Doctor reviewing clipboard and providing medical support for eating disordersAdequate medical services: Presence of medical professionals and their availability at the facility is an essential element of treatment that needs to be considered during an evaluation. Health problems are often plaguing patients of disordered eating and addressing them is just as important, if not more, as psychological issues are.

Psychiatric services: Psychiatrists should be an integral part of the staff to evaluate co-occurring conditions like anxiety, depression, and obsessive-compulsive disorders among several others. The rate of coexisting psychiatric conditions is high with eating disorders, and most often is what is fueling the disorder in the first place.

Looking ahead
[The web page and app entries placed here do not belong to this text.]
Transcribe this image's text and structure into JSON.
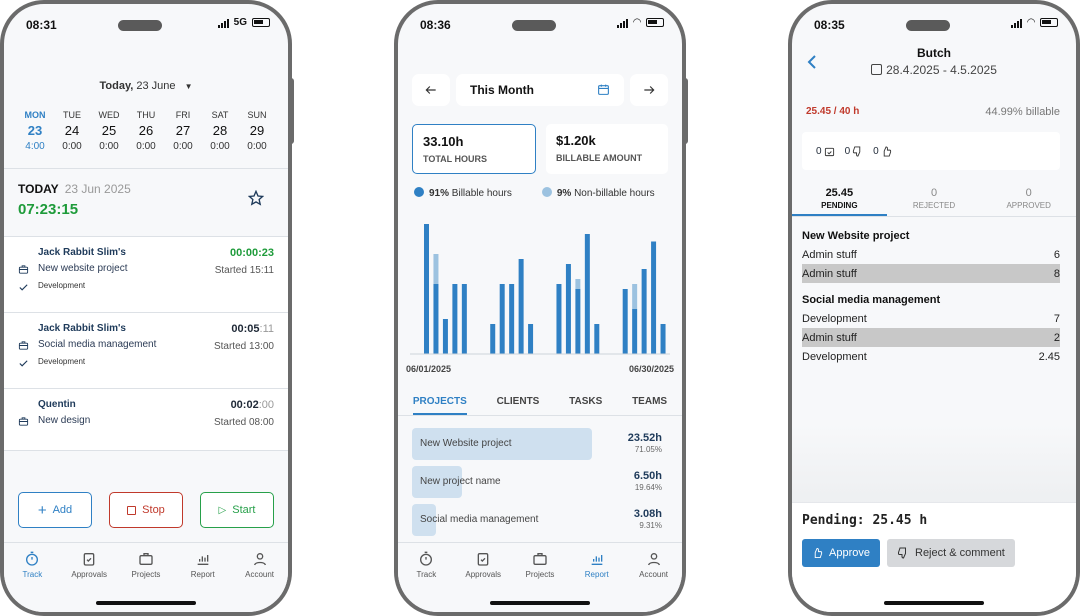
{
  "phone1": {
    "status": {
      "time": "08:31",
      "network": "5G"
    },
    "date_selector": {
      "label": "Today,",
      "value": "23 June"
    },
    "week": [
      {
        "name": "MON",
        "num": "23",
        "hours": "4:00",
        "active": true
      },
      {
        "name": "TUE",
        "num": "24",
        "hours": "0:00"
      },
      {
        "name": "WED",
        "num": "25",
        "hours": "0:00"
      },
      {
        "name": "THU",
        "num": "26",
        "hours": "0:00"
      },
      {
        "name": "FRI",
        "num": "27",
        "hours": "0:00"
      },
      {
        "name": "SAT",
        "num": "28",
        "hours": "0:00"
      },
      {
        "name": "SUN",
        "num": "29",
        "hours": "0:00"
      }
    ],
    "today": {
      "label": "TODAY",
      "date": "23 Jun 2025",
      "timer": "07:23:15"
    },
    "entries": [
      {
        "client": "Jack Rabbit Slim's",
        "duration": "00:00:23",
        "project": "New website project",
        "started": "Started 15:11",
        "task": "Development",
        "running": true
      },
      {
        "client": "Jack Rabbit Slim's",
        "duration_main": "00:05",
        "duration_sec": ":11",
        "project": "Social media management",
        "started": "Started 13:00",
        "task": "Development"
      },
      {
        "client": "Quentin",
        "duration_main": "00:02",
        "duration_sec": ":00",
        "project": "New design",
        "started": "Started 08:00"
      }
    ],
    "buttons": {
      "add": "Add",
      "stop": "Stop",
      "start": "Start"
    },
    "tabs": [
      "Track",
      "Approvals",
      "Projects",
      "Report",
      "Account"
    ],
    "active_tab": "Track"
  },
  "phone2": {
    "status": {
      "time": "08:36"
    },
    "period": "This Month",
    "kpis": [
      {
        "value": "33.10h",
        "label": "TOTAL HOURS"
      },
      {
        "value": "$1.20k",
        "label": "BILLABLE AMOUNT"
      }
    ],
    "legend": [
      {
        "pct": "91%",
        "label": "Billable hours",
        "color": "#2f80c4"
      },
      {
        "pct": "9%",
        "label": "Non-billable hours",
        "color": "#9cc2e0"
      }
    ],
    "chart_data": {
      "type": "bar",
      "x_start": "06/01/2025",
      "x_end": "06/30/2025",
      "series": [
        {
          "name": "Billable hours",
          "values": [
            5.2,
            2.8,
            1.4,
            2.8,
            2.8,
            0,
            0,
            1.2,
            2.8,
            2.8,
            3.8,
            1.2,
            0,
            0,
            2.8,
            3.6,
            2.6,
            4.8,
            1.2,
            0,
            0,
            2.6,
            1.8,
            3.4,
            4.5,
            1.2
          ]
        },
        {
          "name": "Non-billable hours",
          "values": [
            0,
            1.2,
            0,
            0,
            0,
            0,
            0,
            0,
            0,
            0,
            0,
            0,
            0,
            0,
            0,
            0,
            0.4,
            0,
            0,
            0,
            0,
            0,
            1.0,
            0,
            0,
            0
          ]
        }
      ]
    },
    "tabs": [
      "PROJECTS",
      "CLIENTS",
      "TASKS",
      "TEAMS"
    ],
    "active_tab_label": "PROJECTS",
    "projects": [
      {
        "name": "New Website project",
        "hours": "23.52h",
        "pct": "71.05%",
        "share": 0.7105
      },
      {
        "name": "New project name",
        "hours": "6.50h",
        "pct": "19.64%",
        "share": 0.1964
      },
      {
        "name": "Social media management",
        "hours": "3.08h",
        "pct": "9.31%",
        "share": 0.0931
      }
    ],
    "nav_tabs": [
      "Track",
      "Approvals",
      "Projects",
      "Report",
      "Account"
    ],
    "active_nav": "Report"
  },
  "phone3": {
    "status": {
      "time": "08:35"
    },
    "name": "Butch",
    "range": "28.4.2025 - 4.5.2025",
    "hours": "25.45 / 40 h",
    "billable": "44.99% billable",
    "counts": [
      "0",
      "0",
      "0"
    ],
    "status_tabs": [
      {
        "num": "25.45",
        "label": "PENDING"
      },
      {
        "num": "0",
        "label": "REJECTED"
      },
      {
        "num": "0",
        "label": "APPROVED"
      }
    ],
    "groups": [
      {
        "title": "New Website project",
        "rows": [
          {
            "task": "Admin stuff",
            "value": "6"
          },
          {
            "task": "Admin stuff",
            "value": "8"
          }
        ]
      },
      {
        "title": "Social media management",
        "rows": [
          {
            "task": "Development",
            "value": "7"
          },
          {
            "task": "Admin stuff",
            "value": "2"
          },
          {
            "task": "Development",
            "value": "2.45"
          }
        ]
      }
    ],
    "pending": "Pending: 25.45 h",
    "approve": "Approve",
    "reject": "Reject & comment"
  }
}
When evaluating a treatment program’s medical support for eating disorders, it is important to pay attention to the availability and accessibility of a medical professional on the treatment team, the role of medications and how co-occurring health problems will be addressed throughout treatment.

Most patients benefit from a multidisciplinary approach, often involving specialized psychological treatment, medication management, and medical monitoring. Patients with eating disorders generally should be cared for by a multidisciplinary team consisting of a medical doctor, psychiatrist, therapist, and a dietitian.



About the Author:

Sana Ahmed ImageSana Ahmed is a journalist and social media savvy content writer with extensive research, print, and on-air interview skills. She has previously worked as a staff writer for a renowned rehabilitation institute, a content writer for a marketing agency, an editor for a business magazine and been an on-air news broadcaster.

Sana graduated with a Bachelors in Economics and Management from the London School of Economics and began a career of research and writing right after. Her recent work has largely been focused upon mental health and addiction recovery.

The opinions and views of our guest contributors are shared to provide a broad perspective of eating disorders. These are not necessarily the views of Eating Disorder Hope, but an effort to offer a discussion of various issues by different concerned individuals.

We at Eating Disorder Hope understand that eating disorders result from a combination of environmental and genetic factors. If you or a loved one are suffering from an eating disorder, please know that there is hope for you, and seek immediate professional help.

Reviewed & Approved on June 19, 2019, by Jacquelyn Ekern MS, LPC
Published June 19, 2019, on